━━━━━ Provided information
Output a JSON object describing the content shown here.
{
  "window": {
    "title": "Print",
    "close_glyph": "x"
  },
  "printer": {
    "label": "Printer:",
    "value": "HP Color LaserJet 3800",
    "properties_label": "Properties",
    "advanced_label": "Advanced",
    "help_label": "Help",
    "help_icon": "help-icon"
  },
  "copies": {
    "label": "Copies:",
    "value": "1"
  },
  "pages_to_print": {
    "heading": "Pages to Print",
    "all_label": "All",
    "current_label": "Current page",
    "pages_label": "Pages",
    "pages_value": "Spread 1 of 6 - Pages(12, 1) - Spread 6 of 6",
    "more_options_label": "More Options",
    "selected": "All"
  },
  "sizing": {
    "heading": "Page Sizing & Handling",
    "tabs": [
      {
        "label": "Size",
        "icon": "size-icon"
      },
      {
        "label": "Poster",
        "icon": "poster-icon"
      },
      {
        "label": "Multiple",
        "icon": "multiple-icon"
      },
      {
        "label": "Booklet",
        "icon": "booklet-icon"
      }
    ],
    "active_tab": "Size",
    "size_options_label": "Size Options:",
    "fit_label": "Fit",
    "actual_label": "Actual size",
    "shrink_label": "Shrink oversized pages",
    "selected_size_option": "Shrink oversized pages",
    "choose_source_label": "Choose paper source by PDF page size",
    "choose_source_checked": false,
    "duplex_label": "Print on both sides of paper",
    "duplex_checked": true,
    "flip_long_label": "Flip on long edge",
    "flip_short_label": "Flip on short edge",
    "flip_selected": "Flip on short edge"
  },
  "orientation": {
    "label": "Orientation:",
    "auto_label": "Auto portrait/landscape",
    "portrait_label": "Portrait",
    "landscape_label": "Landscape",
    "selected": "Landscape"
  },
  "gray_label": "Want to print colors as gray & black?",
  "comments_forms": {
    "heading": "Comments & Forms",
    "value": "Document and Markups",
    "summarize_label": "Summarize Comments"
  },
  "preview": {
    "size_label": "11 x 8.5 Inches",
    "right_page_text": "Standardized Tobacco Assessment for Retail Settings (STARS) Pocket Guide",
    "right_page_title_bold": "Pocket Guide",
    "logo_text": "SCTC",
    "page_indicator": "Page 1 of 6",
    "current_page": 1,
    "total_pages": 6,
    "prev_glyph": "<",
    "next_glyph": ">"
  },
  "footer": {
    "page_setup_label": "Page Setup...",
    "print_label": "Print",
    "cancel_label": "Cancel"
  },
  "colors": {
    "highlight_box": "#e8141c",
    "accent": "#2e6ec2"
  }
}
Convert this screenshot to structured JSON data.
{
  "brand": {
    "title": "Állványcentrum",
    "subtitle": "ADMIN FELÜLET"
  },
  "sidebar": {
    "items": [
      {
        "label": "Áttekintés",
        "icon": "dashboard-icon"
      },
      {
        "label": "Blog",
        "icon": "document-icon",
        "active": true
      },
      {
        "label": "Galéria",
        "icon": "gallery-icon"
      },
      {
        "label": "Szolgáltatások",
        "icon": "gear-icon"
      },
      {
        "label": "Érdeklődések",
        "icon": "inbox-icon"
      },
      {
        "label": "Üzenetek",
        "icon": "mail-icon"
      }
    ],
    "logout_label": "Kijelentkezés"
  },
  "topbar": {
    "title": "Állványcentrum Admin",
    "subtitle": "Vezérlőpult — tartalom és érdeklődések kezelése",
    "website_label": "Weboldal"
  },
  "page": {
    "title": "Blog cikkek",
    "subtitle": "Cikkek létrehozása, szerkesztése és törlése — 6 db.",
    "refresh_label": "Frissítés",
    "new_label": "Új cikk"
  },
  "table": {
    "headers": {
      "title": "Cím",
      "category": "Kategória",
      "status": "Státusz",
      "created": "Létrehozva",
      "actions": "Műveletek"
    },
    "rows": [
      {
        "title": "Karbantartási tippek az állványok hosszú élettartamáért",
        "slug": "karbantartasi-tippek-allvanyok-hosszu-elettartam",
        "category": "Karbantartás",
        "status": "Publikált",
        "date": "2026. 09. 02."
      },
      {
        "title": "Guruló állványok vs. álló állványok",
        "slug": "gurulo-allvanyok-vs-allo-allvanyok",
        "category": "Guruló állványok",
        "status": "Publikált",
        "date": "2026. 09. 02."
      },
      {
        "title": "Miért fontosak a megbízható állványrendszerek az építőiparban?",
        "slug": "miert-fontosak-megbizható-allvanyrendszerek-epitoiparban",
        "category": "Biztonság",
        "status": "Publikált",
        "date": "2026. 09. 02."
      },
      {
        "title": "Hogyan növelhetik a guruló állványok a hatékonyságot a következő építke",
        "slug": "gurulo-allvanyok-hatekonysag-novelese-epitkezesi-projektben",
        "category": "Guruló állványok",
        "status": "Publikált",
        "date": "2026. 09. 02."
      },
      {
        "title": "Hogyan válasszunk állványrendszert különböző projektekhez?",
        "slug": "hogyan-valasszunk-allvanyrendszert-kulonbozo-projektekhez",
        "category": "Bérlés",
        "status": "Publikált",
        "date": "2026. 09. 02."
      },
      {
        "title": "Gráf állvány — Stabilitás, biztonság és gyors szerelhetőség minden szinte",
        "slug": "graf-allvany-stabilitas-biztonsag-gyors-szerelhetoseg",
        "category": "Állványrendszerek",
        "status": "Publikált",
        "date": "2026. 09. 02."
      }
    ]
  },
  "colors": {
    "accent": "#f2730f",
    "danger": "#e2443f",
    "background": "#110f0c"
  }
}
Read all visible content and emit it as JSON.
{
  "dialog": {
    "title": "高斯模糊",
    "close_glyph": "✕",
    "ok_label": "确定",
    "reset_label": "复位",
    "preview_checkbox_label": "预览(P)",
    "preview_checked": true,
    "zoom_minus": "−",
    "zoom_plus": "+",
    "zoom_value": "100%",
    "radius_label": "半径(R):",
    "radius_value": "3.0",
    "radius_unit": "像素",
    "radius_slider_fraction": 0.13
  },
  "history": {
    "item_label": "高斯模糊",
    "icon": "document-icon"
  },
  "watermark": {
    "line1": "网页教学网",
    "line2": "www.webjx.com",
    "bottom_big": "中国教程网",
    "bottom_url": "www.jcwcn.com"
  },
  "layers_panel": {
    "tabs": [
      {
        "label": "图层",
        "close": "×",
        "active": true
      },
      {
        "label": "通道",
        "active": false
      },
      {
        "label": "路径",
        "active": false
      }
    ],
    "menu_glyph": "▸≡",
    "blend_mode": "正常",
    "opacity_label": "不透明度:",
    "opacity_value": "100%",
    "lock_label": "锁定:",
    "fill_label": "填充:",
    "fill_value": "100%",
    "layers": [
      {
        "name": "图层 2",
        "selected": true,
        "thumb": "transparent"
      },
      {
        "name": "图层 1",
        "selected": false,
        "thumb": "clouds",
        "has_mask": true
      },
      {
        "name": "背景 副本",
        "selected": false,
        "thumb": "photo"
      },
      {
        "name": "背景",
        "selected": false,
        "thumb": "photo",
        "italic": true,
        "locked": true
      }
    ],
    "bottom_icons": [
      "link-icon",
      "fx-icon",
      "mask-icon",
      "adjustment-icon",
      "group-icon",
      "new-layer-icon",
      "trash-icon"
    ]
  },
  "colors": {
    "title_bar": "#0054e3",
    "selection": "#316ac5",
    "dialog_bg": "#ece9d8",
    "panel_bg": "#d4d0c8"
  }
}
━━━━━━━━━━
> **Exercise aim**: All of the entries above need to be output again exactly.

> **Answer box**:
Output a JSON object describing the content shown here.
{
  "window": {
    "title": "Print",
    "close_glyph": "x"
  },
  "printer": {
    "label": "Printer:",
    "value": "HP Color LaserJet 3800",
    "properties_label": "Properties",
    "advanced_label": "Advanced",
    "help_label": "Help",
    "help_icon": "help-icon"
  },
  "copies": {
    "label": "Copies:",
    "value": "1"
  },
  "pages_to_print": {
    "heading": "Pages to Print",
    "all_label": "All",
    "current_label": "Current page",
    "pages_label": "Pages",
    "pages_value": "Spread 1 of 6 - Pages(12, 1) - Spread 6 of 6",
    "more_options_label": "More Options",
    "selected": "All"
  },
  "sizing": {
    "heading": "Page Sizing & Handling",
    "tabs": [
      {
        "label": "Size",
        "icon": "size-icon"
      },
      {
        "label": "Poster",
        "icon": "poster-icon"
      },
      {
        "label": "Multiple",
        "icon": "multiple-icon"
      },
      {
        "label": "Booklet",
        "icon": "booklet-icon"
      }
    ],
    "active_tab": "Size",
    "size_options_label": "Size Options:",
    "fit_label": "Fit",
    "actual_label": "Actual size",
    "shrink_label": "Shrink oversized pages",
    "selected_size_option": "Shrink oversized pages",
    "choose_source_label": "Choose paper source by PDF page size",
    "choose_source_checked": false,
    "duplex_label": "Print on both sides of paper",
    "duplex_checked": true,
    "flip_long_label": "Flip on long edge",
    "flip_short_label": "Flip on short edge",
    "flip_selected": "Flip on short edge"
  },
  "orientation": {
    "label": "Orientation:",
    "auto_label": "Auto portrait/landscape",
    "portrait_label": "Portrait",
    "landscape_label": "Landscape",
    "selected": "Landscape"
  },
  "gray_label": "Want to print colors as gray & black?",
  "comments_forms": {
    "heading": "Comments & Forms",
    "value": "Document and Markups",
    "summarize_label": "Summarize Comments"
  },
  "preview": {
    "size_label": "11 x 8.5 Inches",
    "right_page_text": "Standardized Tobacco Assessment for Retail Settings (STARS) Pocket Guide",
    "right_page_title_bold": "Pocket Guide",
    "logo_text": "SCTC",
    "page_indicator": "Page 1 of 6",
    "current_page": 1,
    "total_pages": 6,
    "prev_glyph": "<",
    "next_glyph": ">"
  },
  "footer": {
    "page_setup_label": "Page Setup...",
    "print_label": "Print",
    "cancel_label": "Cancel"
  },
  "colors": {
    "highlight_box": "#e8141c",
    "accent": "#2e6ec2"
  }
}
Convert this screenshot to structured JSON data.
{
  "brand": {
    "title": "Állványcentrum",
    "subtitle": "ADMIN FELÜLET"
  },
  "sidebar": {
    "items": [
      {
        "label": "Áttekintés",
        "icon": "dashboard-icon"
      },
      {
        "label": "Blog",
        "icon": "document-icon",
        "active": true
      },
      {
        "label": "Galéria",
        "icon": "gallery-icon"
      },
      {
        "label": "Szolgáltatások",
        "icon": "gear-icon"
      },
      {
        "label": "Érdeklődések",
        "icon": "inbox-icon"
      },
      {
        "label": "Üzenetek",
        "icon": "mail-icon"
      }
    ],
    "logout_label": "Kijelentkezés"
  },
  "topbar": {
    "title": "Állványcentrum Admin",
    "subtitle": "Vezérlőpult — tartalom és érdeklődések kezelése",
    "website_label": "Weboldal"
  },
  "page": {
    "title": "Blog cikkek",
    "subtitle": "Cikkek létrehozása, szerkesztése és törlése — 6 db.",
    "refresh_label": "Frissítés",
    "new_label": "Új cikk"
  },
  "table": {
    "headers": {
      "title": "Cím",
      "category": "Kategória",
      "status": "Státusz",
      "created": "Létrehozva",
      "actions": "Műveletek"
    },
    "rows": [
      {
        "title": "Karbantartási tippek az állványok hosszú élettartamáért",
        "slug": "karbantartasi-tippek-allvanyok-hosszu-elettartam",
        "category": "Karbantartás",
        "status": "Publikált",
        "date": "2026. 09. 02."
      },
      {
        "title": "Guruló állványok vs. álló állványok",
        "slug": "gurulo-allvanyok-vs-allo-allvanyok",
        "category": "Guruló állványok",
        "status": "Publikált",
        "date": "2026. 09. 02."
      },
      {
        "title": "Miért fontosak a megbízható állványrendszerek az építőiparban?",
        "slug": "miert-fontosak-megbizható-allvanyrendszerek-epitoiparban",
        "category": "Biztonság",
        "status": "Publikált",
        "date": "2026. 09. 02."
      },
      {
        "title": "Hogyan növelhetik a guruló állványok a hatékonyságot a következő építke",
        "slug": "gurulo-allvanyok-hatekonysag-novelese-epitkezesi-projektben",
        "category": "Guruló állványok",
        "status": "Publikált",
        "date": "2026. 09. 02."
      },
      {
        "title": "Hogyan válasszunk állványrendszert különböző projektekhez?",
        "slug": "hogyan-valasszunk-allvanyrendszert-kulonbozo-projektekhez",
        "category": "Bérlés",
        "status": "Publikált",
        "date": "2026. 09. 02."
      },
      {
        "title": "Gráf állvány — Stabilitás, biztonság és gyors szerelhetőség minden szinte",
        "slug": "graf-allvany-stabilitas-biztonsag-gyors-szerelhetoseg",
        "category": "Állványrendszerek",
        "status": "Publikált",
        "date": "2026. 09. 02."
      }
    ]
  },
  "colors": {
    "accent": "#f2730f",
    "danger": "#e2443f",
    "background": "#110f0c"
  }
}
Read all visible content and emit it as JSON.
{
  "dialog": {
    "title": "高斯模糊",
    "close_glyph": "✕",
    "ok_label": "确定",
    "reset_label": "复位",
    "preview_checkbox_label": "预览(P)",
    "preview_checked": true,
    "zoom_minus": "−",
    "zoom_plus": "+",
    "zoom_value": "100%",
    "radius_label": "半径(R):",
    "radius_value": "3.0",
    "radius_unit": "像素",
    "radius_slider_fraction": 0.13
  },
  "history": {
    "item_label": "高斯模糊",
    "icon": "document-icon"
  },
  "watermark": {
    "line1": "网页教学网",
    "line2": "www.webjx.com",
    "bottom_big": "中国教程网",
    "bottom_url": "www.jcwcn.com"
  },
  "layers_panel": {
    "tabs": [
      {
        "label": "图层",
        "close": "×",
        "active": true
      },
      {
        "label": "通道",
        "active": false
      },
      {
        "label": "路径",
        "active": false
      }
    ],
    "menu_glyph": "▸≡",
    "blend_mode": "正常",
    "opacity_label": "不透明度:",
    "opacity_value": "100%",
    "lock_label": "锁定:",
    "fill_label": "填充:",
    "fill_value": "100%",
    "layers": [
      {
        "name": "图层 2",
        "selected": true,
        "thumb": "transparent"
      },
      {
        "name": "图层 1",
        "selected": false,
        "thumb": "clouds",
        "has_mask": true
      },
      {
        "name": "背景 副本",
        "selected": false,
        "thumb": "photo"
      },
      {
        "name": "背景",
        "selected": false,
        "thumb": "photo",
        "italic": true,
        "locked": true
      }
    ],
    "bottom_icons": [
      "link-icon",
      "fx-icon",
      "mask-icon",
      "adjustment-icon",
      "group-icon",
      "new-layer-icon",
      "trash-icon"
    ]
  },
  "colors": {
    "title_bar": "#0054e3",
    "selection": "#316ac5",
    "dialog_bg": "#ece9d8",
    "panel_bg": "#d4d0c8"
  }
}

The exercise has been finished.